Former Lord Chief Justice Lord Woolf has warned that scrapping the Human Rights Act could bring about “dangers” including a deluge of new cases brought by “creative” lawyers who seek to create “areas of disrepute” in the legal system.
Woolf told the Lord’s EU Justice Sub-Committee that current European human rights laws bring “clarity” to issues, which will all be negated if the act is abandoned.
He said the move would lead to “expense” as courts are forced to renegotiate human rights issues.
“One of the things that should be taken into account before we have determined what we are going to do is the dangers inevitably involved in this,” Woolf said.
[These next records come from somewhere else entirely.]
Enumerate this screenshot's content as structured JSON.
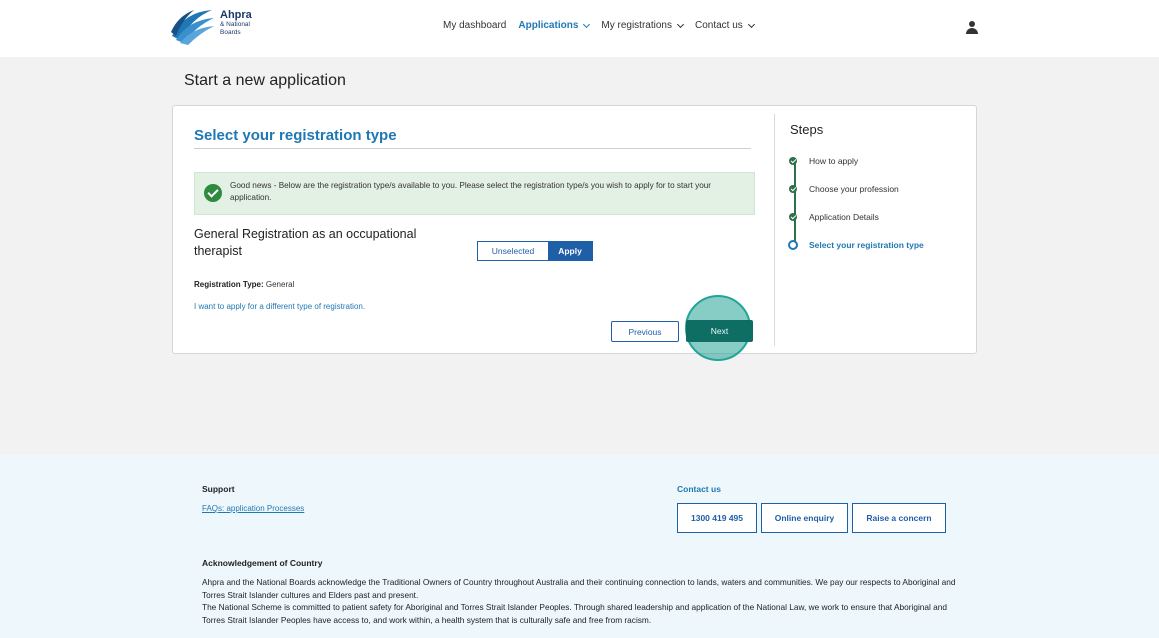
{
  "header": {
    "logo": {
      "title": "Ahpra",
      "line2": "& National",
      "line3": "Boards"
    },
    "nav": [
      {
        "label": "My dashboard",
        "dropdown": false,
        "active": false
      },
      {
        "label": "Applications",
        "dropdown": true,
        "active": true
      },
      {
        "label": "My registrations",
        "dropdown": true,
        "active": false
      },
      {
        "label": "Contact us",
        "dropdown": true,
        "active": false
      }
    ],
    "user_icon": "user-icon"
  },
  "page_title": "Start a new application",
  "form": {
    "section_title": "Select your registration type",
    "alert": {
      "icon": "check-circle-icon",
      "text": "Good news - Below are the registration type/s available to you. Please select the registration type/s you wish to apply for to start your application."
    },
    "registration": {
      "title": "General Registration as an occupational therapist",
      "toggle_unselected": "Unselected",
      "toggle_apply": "Apply",
      "selected": "Apply",
      "type_label": "Registration Type:",
      "type_value": "General",
      "different_link": "I want to apply for a different type of registration."
    },
    "buttons": {
      "previous": "Previous",
      "next": "Next"
    }
  },
  "steps": {
    "title": "Steps",
    "items": [
      {
        "label": "How to apply",
        "status": "complete"
      },
      {
        "label": "Choose your profession",
        "status": "complete"
      },
      {
        "label": "Application Details",
        "status": "complete"
      },
      {
        "label": "Select your registration type",
        "status": "current"
      }
    ]
  },
  "footer": {
    "support_heading": "Support",
    "support_link": "FAQs: application Processes",
    "contact_heading": "Contact us",
    "contact_buttons": [
      "1300 419 495",
      "Online enquiry",
      "Raise a concern"
    ],
    "ack_heading": "Acknowledgement of Country",
    "ack_p1": "Ahpra and the National Boards acknowledge the Traditional Owners of Country throughout Australia and their continuing connection to lands, waters and communities. We pay our respects to Aboriginal and Torres Strait Islander cultures and Elders past and present.",
    "ack_p2": "The National Scheme is committed to patient safety for Aboriginal and Torres Strait Islander Peoples. Through shared leadership and application of the National Law, we work to ensure that Aboriginal and Torres Strait Islander Peoples have access to, and work within, a health system that is culturally safe and free from racism."
  },
  "colors": {
    "accent_blue": "#1f78b4",
    "button_blue": "#1f5fa8",
    "success_green": "#2e8a3e",
    "next_teal": "#0e6e63",
    "footer_bg": "#eef8fc"
  }
}
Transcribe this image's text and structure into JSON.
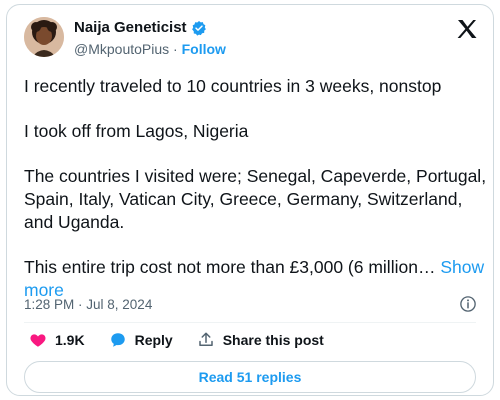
{
  "user": {
    "name": "Naija Geneticist",
    "handle": "@MkpoutoPius",
    "separator": "·",
    "follow_label": "Follow"
  },
  "tweet": {
    "paragraphs": [
      "I recently traveled to 10 countries in 3 weeks, nonstop",
      "I took off from Lagos, Nigeria",
      "The countries I visited were; Senegal, Capeverde, Portugal, Spain, Italy, Vatican City, Greece, Germany, Switzerland, and Uganda.",
      "This entire trip cost not more than £3,000 (6 million…"
    ],
    "show_more": "Show more",
    "timestamp": "1:28 PM · Jul 8, 2024"
  },
  "actions": {
    "likes": "1.9K",
    "reply": "Reply",
    "share": "Share this post"
  },
  "read_replies": "Read 51 replies",
  "icons": {
    "heart": "heart-icon",
    "reply": "speech-bubble-icon",
    "share": "share-icon",
    "info": "info-icon",
    "verified": "verified-badge-icon",
    "logo": "x-logo-icon"
  },
  "colors": {
    "accent": "#1d9bf0",
    "heart": "#f91880",
    "secondary_text": "#536471",
    "border": "#cfd9de"
  }
}
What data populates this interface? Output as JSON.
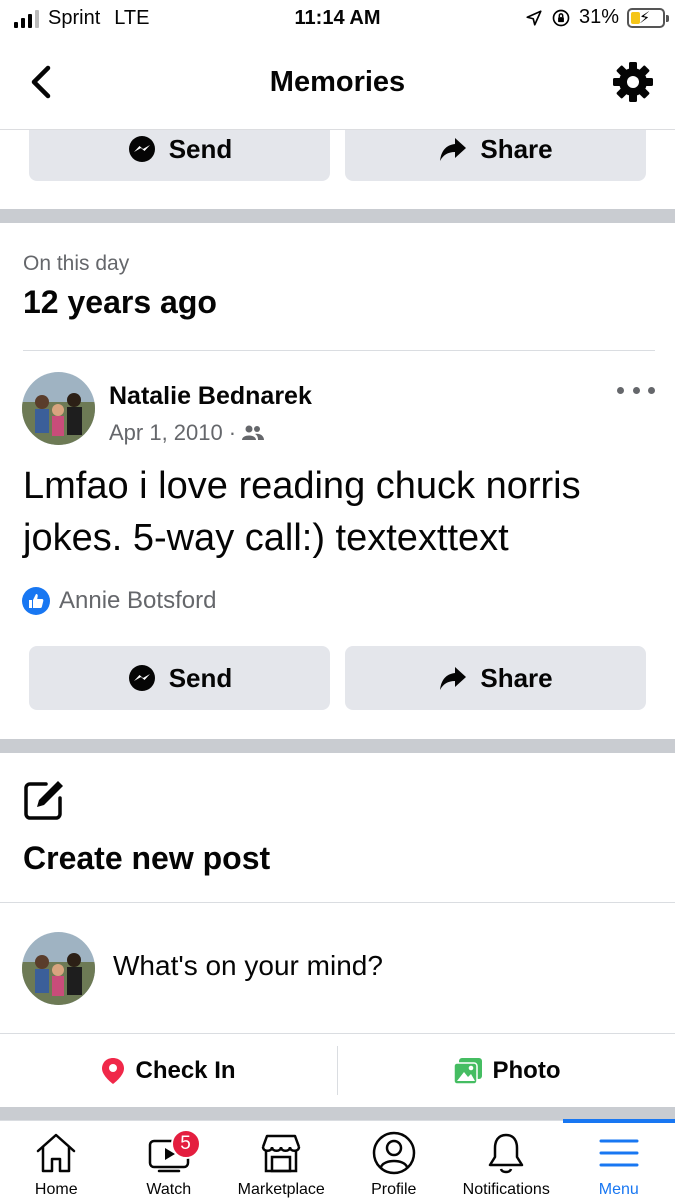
{
  "status_bar": {
    "carrier": "Sprint",
    "network": "LTE",
    "time": "11:14 AM",
    "battery": "31%",
    "battery_level": 0.31
  },
  "header": {
    "title": "Memories",
    "back_icon": "chevron-left-icon",
    "settings_icon": "gear-icon"
  },
  "top_actions": {
    "send_label": "Send",
    "share_label": "Share"
  },
  "memory": {
    "label": "On this day",
    "years_ago": "12 years ago",
    "post": {
      "author": "Natalie Bednarek",
      "date": "Apr 1, 2010",
      "separator": "·",
      "audience_icon": "friends-icon",
      "text": "Lmfao i love reading chuck norris jokes. 5-way call:) textexttext",
      "reaction_user": "Annie Botsford"
    },
    "send_label": "Send",
    "share_label": "Share"
  },
  "create_post": {
    "title": "Create new post",
    "placeholder": "What's on your mind?",
    "check_in_label": "Check In",
    "photo_label": "Photo"
  },
  "tab_bar": {
    "tabs": [
      {
        "label": "Home",
        "icon": "home-icon"
      },
      {
        "label": "Watch",
        "icon": "watch-icon",
        "badge": "5"
      },
      {
        "label": "Marketplace",
        "icon": "marketplace-icon"
      },
      {
        "label": "Profile",
        "icon": "profile-icon"
      },
      {
        "label": "Notifications",
        "icon": "bell-icon"
      },
      {
        "label": "Menu",
        "icon": "menu-icon",
        "active": true
      }
    ]
  },
  "colors": {
    "brand_blue": "#1877f2",
    "button_gray": "#e4e6eb",
    "badge_red": "#e41e3f",
    "secondary_text": "#65676b"
  }
}
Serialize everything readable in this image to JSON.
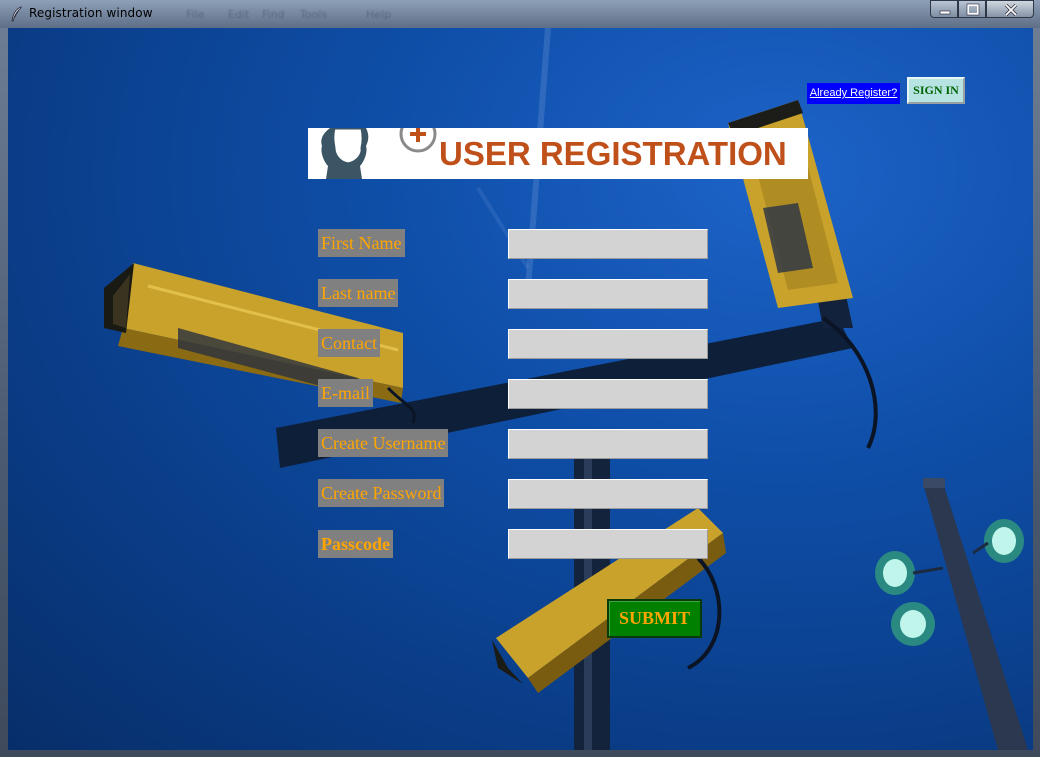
{
  "window": {
    "title": "Registration window",
    "ghost_menu": [
      "File",
      "Edit",
      "Find",
      "Tools",
      "Help"
    ]
  },
  "caption": {
    "minimize": "minimize-icon",
    "maximize": "maximize-icon",
    "close": "close-icon"
  },
  "header": {
    "already_register_link": "Already Register?",
    "sign_in_button": "SIGN IN",
    "banner_text": "USER REGISTRATION"
  },
  "form": {
    "fields": [
      {
        "label": "First Name",
        "value": ""
      },
      {
        "label": "Last name",
        "value": ""
      },
      {
        "label": "Contact",
        "value": ""
      },
      {
        "label": "E-mail",
        "value": ""
      },
      {
        "label": "Create Username",
        "value": ""
      },
      {
        "label": "Create Password",
        "value": ""
      },
      {
        "label": "Passcode",
        "value": ""
      }
    ],
    "submit_label": "SUBMIT"
  },
  "colors": {
    "label_bg": "#808080",
    "label_text": "#ffa500",
    "input_bg": "#d3d3d3",
    "submit_bg": "#008000",
    "signin_bg": "#b7e3e3",
    "banner_text": "#c0501a",
    "link_bg": "#0000ff"
  }
}
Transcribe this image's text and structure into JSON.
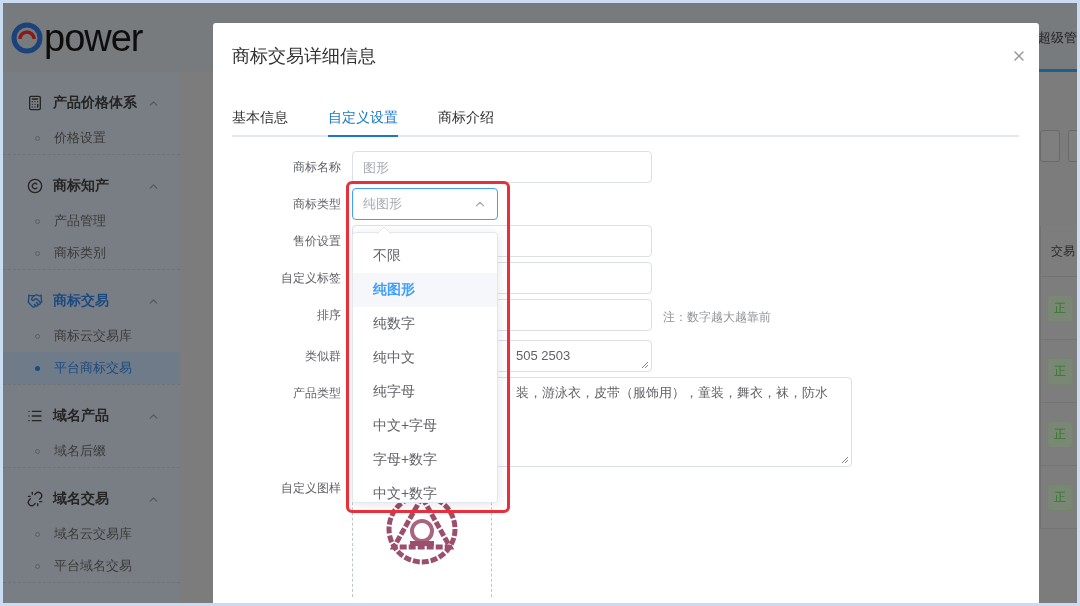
{
  "header": {
    "logo_text": "power",
    "user": "超级管"
  },
  "sidebar": {
    "groups": [
      {
        "title": "产品价格体系",
        "expanded": true,
        "active": false,
        "items": [
          {
            "label": "价格设置",
            "selected": false
          }
        ]
      },
      {
        "title": "商标知产",
        "expanded": true,
        "active": false,
        "items": [
          {
            "label": "产品管理",
            "selected": false
          },
          {
            "label": "商标类别",
            "selected": false
          }
        ]
      },
      {
        "title": "商标交易",
        "expanded": true,
        "active": true,
        "items": [
          {
            "label": "商标云交易库",
            "selected": false
          },
          {
            "label": "平台商标交易",
            "selected": true
          }
        ]
      },
      {
        "title": "域名产品",
        "expanded": true,
        "active": false,
        "items": [
          {
            "label": "域名后缀",
            "selected": false
          }
        ]
      },
      {
        "title": "域名交易",
        "expanded": true,
        "active": false,
        "items": [
          {
            "label": "域名云交易库",
            "selected": false
          },
          {
            "label": "平台域名交易",
            "selected": false
          }
        ]
      }
    ]
  },
  "background_table": {
    "column_header": "交易",
    "tags": [
      "正",
      "正",
      "正",
      "正"
    ]
  },
  "dialog": {
    "title": "商标交易详细信息",
    "tabs": [
      {
        "label": "基本信息",
        "selected": false
      },
      {
        "label": "自定义设置",
        "selected": true
      },
      {
        "label": "商标介绍",
        "selected": false
      }
    ],
    "fields": [
      {
        "kind": "input",
        "label": "商标名称",
        "placeholder": "图形"
      },
      {
        "kind": "select",
        "label": "商标类型",
        "placeholder": "纯图形",
        "open": true
      },
      {
        "kind": "input",
        "label": "售价设置"
      },
      {
        "kind": "input",
        "label": "自定义标签"
      },
      {
        "kind": "input",
        "label": "排序",
        "note": "注：数字越大越靠前"
      },
      {
        "kind": "line-textarea",
        "label": "类似群",
        "value": "505 2503"
      },
      {
        "kind": "textarea",
        "label": "产品类型",
        "value": "装，游泳衣，皮带（服饰用），童装，舞衣，袜，防水"
      },
      {
        "kind": "upload",
        "label": "自定义图样"
      }
    ],
    "dropdown": {
      "highlighted": true,
      "options": [
        {
          "label": "不限",
          "selected": false
        },
        {
          "label": "纯图形",
          "selected": true
        },
        {
          "label": "纯数字",
          "selected": false
        },
        {
          "label": "纯中文",
          "selected": false
        },
        {
          "label": "纯字母",
          "selected": false
        },
        {
          "label": "中文+字母",
          "selected": false
        },
        {
          "label": "字母+数字",
          "selected": false
        },
        {
          "label": "中文+数字",
          "selected": false
        }
      ]
    }
  }
}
“There is expense, uncertainty, anxiety of litigants — and for what? What counterbalance is there?
“It is inevitable that we’re going to lose the benefits that we have got — the clarity and certainty from a large number of cases that have already been dealt with.”
The Conservative government is expected to release details in the coming weeks of the British Bill of Rights, designed to replace the Human Rights Act. The bill would mean British courts no longer answer to European courts and would rein in the abuse of existing legislation.
However, it is not clear how the bill will affect Britain’s links with the European Convention on Human Rights, which is a separate treaty from other European courts.
“Any change of the substantial nature that is now proposed will create positions of uncertainty,” Woolf added.
“Since the Human Rights Act was passed there’s been a number of cases in this country and in Strasbourg and we have the benefit of those decisions.
“They enable people to identify what are the rights of individuals and what are the limits of those rights, because they have clarity.
“Once we provide an entirely new situation that whole game has to be re-started and lawyers are going to think of ways of creating all sorts of areas of dispute, which will then have to be clarified either in our own courts or in the Court of Justice or the European Court, unless we’ve taken away the right to apply to the European Court.”
Chairwoman of the committee Baroness Kennedy said Woolf was the first person who had expressed the financial dangers of repealing the Human Rights Act.
“Perhaps we should have this in mind when government considers it,” she said.